THE DATA:

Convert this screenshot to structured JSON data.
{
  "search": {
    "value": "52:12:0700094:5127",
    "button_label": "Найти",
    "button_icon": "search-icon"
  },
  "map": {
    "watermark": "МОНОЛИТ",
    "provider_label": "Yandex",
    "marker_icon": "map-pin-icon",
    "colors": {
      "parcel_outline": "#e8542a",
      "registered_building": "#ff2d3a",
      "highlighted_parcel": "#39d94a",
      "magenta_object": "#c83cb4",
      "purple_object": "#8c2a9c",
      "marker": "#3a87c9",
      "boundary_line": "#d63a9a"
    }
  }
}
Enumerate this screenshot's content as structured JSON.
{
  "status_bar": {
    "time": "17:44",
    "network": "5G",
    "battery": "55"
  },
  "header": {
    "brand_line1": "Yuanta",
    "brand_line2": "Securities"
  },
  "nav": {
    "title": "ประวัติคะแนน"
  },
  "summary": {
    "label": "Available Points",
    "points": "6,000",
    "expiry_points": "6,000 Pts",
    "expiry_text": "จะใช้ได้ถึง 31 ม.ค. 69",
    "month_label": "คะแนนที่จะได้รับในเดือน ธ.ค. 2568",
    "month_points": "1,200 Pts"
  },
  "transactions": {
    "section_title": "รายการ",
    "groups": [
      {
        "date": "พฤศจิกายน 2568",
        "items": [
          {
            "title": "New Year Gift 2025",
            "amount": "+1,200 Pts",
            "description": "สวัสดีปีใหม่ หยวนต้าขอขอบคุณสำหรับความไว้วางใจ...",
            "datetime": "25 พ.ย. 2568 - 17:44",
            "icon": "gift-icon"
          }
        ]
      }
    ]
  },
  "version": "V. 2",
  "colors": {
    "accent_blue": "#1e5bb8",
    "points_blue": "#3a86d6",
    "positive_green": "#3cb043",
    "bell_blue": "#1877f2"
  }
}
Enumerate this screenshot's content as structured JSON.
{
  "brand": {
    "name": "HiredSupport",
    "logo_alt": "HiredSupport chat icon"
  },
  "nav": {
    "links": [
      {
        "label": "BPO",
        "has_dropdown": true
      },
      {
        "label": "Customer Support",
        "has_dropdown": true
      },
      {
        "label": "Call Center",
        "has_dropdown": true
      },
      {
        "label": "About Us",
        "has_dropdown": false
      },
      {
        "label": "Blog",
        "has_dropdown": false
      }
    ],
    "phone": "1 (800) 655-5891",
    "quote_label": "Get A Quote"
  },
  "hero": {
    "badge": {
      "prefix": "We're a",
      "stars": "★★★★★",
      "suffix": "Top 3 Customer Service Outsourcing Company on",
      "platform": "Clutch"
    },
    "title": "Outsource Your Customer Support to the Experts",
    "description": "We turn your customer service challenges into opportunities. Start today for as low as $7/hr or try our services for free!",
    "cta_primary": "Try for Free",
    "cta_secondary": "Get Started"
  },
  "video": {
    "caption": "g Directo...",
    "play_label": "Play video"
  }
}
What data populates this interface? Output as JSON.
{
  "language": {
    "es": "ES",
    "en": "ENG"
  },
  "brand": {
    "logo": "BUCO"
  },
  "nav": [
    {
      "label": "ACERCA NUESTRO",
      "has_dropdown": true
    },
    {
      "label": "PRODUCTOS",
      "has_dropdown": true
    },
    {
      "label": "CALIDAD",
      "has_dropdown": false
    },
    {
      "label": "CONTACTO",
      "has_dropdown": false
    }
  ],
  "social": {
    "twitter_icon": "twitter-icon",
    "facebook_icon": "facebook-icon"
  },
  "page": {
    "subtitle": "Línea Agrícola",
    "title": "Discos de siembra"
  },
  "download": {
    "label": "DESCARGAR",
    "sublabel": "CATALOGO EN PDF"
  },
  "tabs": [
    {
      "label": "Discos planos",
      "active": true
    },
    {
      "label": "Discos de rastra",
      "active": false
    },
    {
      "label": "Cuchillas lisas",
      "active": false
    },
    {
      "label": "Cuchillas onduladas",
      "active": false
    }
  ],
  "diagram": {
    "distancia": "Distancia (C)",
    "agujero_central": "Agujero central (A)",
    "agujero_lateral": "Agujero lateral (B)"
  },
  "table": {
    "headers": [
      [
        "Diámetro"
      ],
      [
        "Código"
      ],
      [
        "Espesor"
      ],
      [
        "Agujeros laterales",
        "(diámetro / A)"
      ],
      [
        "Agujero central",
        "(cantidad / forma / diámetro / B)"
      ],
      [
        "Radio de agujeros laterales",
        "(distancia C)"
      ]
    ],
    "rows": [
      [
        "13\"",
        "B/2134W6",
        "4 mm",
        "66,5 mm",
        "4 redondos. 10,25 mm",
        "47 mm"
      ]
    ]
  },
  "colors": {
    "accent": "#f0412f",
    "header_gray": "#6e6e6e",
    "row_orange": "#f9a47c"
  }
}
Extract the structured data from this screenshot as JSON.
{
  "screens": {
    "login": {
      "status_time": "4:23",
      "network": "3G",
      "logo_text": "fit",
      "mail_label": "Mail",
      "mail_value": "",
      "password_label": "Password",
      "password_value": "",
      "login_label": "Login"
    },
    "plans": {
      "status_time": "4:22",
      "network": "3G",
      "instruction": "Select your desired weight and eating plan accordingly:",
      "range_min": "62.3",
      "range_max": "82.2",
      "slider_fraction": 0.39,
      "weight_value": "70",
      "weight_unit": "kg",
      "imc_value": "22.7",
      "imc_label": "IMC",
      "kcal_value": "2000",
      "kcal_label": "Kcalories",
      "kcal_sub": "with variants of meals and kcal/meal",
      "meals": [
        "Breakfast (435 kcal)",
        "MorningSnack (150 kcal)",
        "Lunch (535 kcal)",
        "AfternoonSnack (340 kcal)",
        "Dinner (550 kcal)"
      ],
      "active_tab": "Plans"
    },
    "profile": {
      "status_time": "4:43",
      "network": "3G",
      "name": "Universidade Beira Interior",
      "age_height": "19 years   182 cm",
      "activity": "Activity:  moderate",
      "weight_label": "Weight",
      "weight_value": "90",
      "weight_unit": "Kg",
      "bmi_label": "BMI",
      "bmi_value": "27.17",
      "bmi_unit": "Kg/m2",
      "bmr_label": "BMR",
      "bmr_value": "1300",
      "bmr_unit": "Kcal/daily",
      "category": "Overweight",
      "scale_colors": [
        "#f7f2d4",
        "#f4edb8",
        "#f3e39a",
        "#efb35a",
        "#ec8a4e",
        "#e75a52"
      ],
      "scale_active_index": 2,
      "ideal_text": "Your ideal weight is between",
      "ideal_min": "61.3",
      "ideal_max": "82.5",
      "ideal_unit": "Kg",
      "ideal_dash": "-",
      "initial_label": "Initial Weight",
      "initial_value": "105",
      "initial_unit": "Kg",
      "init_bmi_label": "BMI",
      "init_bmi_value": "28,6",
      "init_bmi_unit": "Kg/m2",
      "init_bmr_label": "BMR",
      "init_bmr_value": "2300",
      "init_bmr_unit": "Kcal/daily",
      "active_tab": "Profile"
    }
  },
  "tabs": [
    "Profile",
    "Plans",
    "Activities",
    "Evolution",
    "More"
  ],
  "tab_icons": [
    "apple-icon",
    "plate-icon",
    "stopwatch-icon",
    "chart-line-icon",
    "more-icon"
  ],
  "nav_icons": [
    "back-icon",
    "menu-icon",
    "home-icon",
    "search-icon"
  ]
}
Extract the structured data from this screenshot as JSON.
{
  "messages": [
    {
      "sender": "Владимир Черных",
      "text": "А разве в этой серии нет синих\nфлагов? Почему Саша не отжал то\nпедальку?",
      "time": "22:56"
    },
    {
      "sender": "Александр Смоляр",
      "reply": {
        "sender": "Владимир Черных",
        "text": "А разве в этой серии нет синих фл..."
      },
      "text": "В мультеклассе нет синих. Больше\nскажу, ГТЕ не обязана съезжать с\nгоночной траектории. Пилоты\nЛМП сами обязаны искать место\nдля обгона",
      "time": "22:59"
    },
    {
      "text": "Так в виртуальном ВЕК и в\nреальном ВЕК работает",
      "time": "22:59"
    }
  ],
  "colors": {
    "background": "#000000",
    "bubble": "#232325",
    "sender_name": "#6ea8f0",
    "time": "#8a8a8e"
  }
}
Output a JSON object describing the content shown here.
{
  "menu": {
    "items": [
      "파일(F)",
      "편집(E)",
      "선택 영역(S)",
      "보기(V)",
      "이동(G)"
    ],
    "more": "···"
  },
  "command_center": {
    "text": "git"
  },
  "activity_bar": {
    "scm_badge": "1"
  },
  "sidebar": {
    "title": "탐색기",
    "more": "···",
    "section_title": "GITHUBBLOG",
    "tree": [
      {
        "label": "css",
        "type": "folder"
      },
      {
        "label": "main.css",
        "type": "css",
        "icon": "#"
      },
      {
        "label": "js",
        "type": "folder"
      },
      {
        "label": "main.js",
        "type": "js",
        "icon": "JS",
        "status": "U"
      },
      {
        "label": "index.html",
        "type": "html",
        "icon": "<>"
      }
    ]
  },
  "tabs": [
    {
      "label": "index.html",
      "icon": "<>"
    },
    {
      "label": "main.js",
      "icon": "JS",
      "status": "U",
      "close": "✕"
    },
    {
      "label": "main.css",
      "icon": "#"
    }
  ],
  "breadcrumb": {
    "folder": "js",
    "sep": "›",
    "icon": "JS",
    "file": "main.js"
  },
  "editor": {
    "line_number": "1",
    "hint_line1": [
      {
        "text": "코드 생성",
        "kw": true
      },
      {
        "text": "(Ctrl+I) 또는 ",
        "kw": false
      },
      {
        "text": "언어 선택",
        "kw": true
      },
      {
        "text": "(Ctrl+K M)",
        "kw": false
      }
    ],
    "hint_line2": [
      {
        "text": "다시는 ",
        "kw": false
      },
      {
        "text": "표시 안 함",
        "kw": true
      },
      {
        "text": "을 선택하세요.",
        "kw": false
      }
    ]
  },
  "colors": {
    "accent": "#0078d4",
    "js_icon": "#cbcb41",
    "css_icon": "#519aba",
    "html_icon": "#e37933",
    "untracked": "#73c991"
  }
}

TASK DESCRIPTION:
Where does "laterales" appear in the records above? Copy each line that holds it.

WRITTEN SOLUTION:
        "Agujeros laterales",
        "Radio de agujeros laterales",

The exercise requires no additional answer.